Will Clare, who works in the npower EV team, explores the likely impact that the growth in electric vehicles will have on our national electricity grid – and the role that consumers can play to help balance, rather than increase, peak demand.
A pivotal question about the future of the electricity grid was raised recently at the annual Future Networks Conference – Can electric vehicles (EVs) fix the balancing woes of the nation’s grid?
Surprising perhaps, when we often hear the exact opposite.
Indeed, picture the scene… Every household in the UK fitted with an EV charger. Every commuter driving to work in their quiet electric car and then plugging it in at their workplace, all before grabbing their morning coffee.
If all our cars were drawing power from the grid throughout the course of the day, the grid just couldn’t cope.
Or could it?
EVs to increase electricity demand by 20%
Let’s delve a little deeper into the numbers, shall we…
- An electric car today will get around four miles from a kilowatt hour of energy. The average car in the UK travels about 8,000 miles a year. That means that a typical electric car will use about 2,000 kWh a year.
- At the end of 2017, there were 37.7 million vehicles on the road in the UK. The total amount of energy required to power these if they were all electric would be just over 75 TWh a year. (A terawatt hour is a billion kilowatt hours.)
- The total consumption of electricity in the UK last year was about 300 TWh. So if all transport was electrified, the total amount of electricity needed would rise by approximately 25%.
So how can we easily accommodate this increase?
Incentivising off-peak charging
Instead of everyone charging during or right after work at the very peak of demand, the charging could largely be done at night. This can be encouraged by measures the government and energy companies can collectively put in place to encourage off-peak charging.
Currently, around 60% of EV charging occurs when people return home from work and plug in (with the remainder of charging largely happening in the workplace and at shopping and leisure locations).
But your car can be set to charge over the cheaper night-time period, when electricity demand falls and wholesale energy prices tend to be lower. The increment to night time electricity demand is estimated to be about 15 GW (120 GWh over eight hours).
In other words, if users are incentivised to charge their vehicles overnight, demand will be essentially flat between 2200 and 0600.
So what other measures could help reduce grid overload?
Tapping into smart technology
Forthcoming legislation from the UK government will set into law the requirement that all EV chargers are equipped with smart technology. This will enable private users to schedule when to charge and when not to charge, all through setting price caps on the price per kWh.
If the price hikes above their cap, the car will not charge, moving charging to periods of lower demand.
Furthermore, many EV charging points will be ‘vehicle-to-grid ready’. This means they are capable of returning power from the car’s battery back into the grid if the price is right for the customer, providing the grid with a further balancing tool.
Cutting capacity requirement by half

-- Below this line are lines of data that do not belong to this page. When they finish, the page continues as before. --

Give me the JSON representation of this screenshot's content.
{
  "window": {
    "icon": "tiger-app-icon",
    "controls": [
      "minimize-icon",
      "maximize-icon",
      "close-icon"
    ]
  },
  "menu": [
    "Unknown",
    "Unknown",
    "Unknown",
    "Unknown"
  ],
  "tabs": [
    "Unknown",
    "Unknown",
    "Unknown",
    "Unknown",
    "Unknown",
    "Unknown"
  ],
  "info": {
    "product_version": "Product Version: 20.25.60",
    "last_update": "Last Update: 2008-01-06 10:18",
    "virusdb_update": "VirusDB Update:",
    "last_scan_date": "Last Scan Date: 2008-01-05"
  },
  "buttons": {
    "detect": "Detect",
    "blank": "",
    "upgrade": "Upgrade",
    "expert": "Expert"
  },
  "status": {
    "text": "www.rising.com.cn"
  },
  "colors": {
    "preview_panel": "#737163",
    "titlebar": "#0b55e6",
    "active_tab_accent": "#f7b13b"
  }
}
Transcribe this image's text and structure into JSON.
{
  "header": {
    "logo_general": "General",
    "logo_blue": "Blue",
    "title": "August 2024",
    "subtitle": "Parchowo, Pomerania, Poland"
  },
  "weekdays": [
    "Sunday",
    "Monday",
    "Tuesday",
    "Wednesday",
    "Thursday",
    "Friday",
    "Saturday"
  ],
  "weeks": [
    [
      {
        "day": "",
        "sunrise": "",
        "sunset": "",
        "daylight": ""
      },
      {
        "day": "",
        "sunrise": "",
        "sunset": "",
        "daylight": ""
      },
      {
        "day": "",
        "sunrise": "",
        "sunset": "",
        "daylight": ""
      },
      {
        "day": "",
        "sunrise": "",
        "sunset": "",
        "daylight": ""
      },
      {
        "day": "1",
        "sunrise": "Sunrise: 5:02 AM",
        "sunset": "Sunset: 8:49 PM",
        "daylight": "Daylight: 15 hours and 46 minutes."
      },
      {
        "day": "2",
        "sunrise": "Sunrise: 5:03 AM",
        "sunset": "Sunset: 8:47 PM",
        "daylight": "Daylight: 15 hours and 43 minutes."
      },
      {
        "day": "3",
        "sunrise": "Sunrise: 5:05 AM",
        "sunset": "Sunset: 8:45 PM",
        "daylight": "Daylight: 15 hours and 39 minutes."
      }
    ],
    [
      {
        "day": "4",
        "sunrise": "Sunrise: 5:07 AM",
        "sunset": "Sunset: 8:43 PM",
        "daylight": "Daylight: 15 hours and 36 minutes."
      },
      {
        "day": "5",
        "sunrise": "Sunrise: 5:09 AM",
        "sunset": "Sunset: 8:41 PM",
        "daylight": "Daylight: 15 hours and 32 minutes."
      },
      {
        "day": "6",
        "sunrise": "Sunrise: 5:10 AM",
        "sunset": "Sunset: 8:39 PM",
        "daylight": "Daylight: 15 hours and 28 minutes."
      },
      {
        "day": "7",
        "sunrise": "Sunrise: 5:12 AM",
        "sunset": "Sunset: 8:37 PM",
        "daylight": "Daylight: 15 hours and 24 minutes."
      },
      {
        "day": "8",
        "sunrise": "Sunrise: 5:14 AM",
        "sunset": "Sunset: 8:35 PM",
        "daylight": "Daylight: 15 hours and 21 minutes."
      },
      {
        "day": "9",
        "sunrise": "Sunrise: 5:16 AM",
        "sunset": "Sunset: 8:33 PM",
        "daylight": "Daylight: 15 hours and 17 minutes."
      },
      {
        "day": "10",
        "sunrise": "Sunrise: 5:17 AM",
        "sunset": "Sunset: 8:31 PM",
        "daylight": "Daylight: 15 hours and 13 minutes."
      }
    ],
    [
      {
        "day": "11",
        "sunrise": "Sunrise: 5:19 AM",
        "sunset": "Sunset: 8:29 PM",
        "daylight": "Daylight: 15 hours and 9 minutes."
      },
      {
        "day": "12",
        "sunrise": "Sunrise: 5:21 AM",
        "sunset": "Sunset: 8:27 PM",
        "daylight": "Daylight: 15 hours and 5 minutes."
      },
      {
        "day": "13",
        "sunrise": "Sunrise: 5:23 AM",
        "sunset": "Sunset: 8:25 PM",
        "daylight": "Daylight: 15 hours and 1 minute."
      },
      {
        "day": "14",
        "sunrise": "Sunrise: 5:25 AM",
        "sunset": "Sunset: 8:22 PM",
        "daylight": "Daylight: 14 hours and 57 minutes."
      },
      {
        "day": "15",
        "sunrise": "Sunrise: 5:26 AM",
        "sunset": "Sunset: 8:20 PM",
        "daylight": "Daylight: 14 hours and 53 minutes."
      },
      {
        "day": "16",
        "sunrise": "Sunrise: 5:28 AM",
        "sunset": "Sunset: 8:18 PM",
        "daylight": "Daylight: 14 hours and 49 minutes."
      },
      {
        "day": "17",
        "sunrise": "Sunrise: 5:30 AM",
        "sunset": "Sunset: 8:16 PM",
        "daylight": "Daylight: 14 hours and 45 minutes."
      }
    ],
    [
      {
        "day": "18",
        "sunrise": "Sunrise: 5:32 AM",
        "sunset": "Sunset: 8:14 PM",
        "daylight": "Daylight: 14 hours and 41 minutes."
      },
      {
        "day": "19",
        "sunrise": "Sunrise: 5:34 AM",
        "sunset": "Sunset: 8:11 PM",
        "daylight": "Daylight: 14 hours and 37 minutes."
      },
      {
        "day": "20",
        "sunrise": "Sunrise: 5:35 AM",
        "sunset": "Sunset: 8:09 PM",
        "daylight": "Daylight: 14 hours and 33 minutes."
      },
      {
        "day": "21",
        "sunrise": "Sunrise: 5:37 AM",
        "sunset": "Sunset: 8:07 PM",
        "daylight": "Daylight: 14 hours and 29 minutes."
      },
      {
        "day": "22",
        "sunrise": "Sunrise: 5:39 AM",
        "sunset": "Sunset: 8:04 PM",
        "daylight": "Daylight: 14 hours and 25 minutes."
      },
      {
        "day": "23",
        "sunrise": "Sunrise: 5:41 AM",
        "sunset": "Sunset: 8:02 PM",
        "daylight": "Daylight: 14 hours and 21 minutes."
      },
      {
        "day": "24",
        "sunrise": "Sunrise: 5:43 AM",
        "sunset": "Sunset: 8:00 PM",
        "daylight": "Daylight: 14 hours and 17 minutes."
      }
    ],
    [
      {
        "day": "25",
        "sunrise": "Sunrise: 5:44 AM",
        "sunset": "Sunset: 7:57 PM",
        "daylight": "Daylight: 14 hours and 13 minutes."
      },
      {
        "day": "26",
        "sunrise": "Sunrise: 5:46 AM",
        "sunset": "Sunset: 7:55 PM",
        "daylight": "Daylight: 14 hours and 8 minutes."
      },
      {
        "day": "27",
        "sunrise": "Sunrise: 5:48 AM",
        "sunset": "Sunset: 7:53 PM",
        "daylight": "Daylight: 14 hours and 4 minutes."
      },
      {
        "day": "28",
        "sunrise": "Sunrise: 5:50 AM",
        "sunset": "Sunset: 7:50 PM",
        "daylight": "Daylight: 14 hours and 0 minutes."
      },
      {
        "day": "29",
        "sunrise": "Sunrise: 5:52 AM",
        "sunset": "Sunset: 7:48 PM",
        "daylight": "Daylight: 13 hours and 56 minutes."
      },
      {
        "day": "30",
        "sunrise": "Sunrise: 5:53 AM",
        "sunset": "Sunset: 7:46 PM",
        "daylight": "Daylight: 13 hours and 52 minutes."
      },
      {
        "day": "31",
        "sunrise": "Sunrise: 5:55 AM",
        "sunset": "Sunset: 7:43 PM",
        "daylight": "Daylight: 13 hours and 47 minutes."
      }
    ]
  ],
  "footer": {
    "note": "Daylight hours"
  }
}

This technology is expected to reduce demand by half.
So, with an estimated nine million electric vehicles on the road by 2025, the grid would require an additional 8 GW of generation capacity if users charged their EVs whenever they liked.
However, this could be reduced to 4 GW with smart charging infrastructure, purely by charging at off-peak times and returning power to the grid during periods of peak demand.
There is still a lot of work to be done to ensure we create the right environment for sufficient flexibility to benefit both consumers and energy providers (as in the grid itself as well as suppliers and distributors).
But if we get it right – and effective legislation and market forces drive consumers to charge and discharge when the grid requires – then the overall impact of EVs on peak energy demand should be limited.
To find out more, or for help and support with your own business EV charging – or EV hardware or software requirements – get in touch with our EV Team via email@example.com.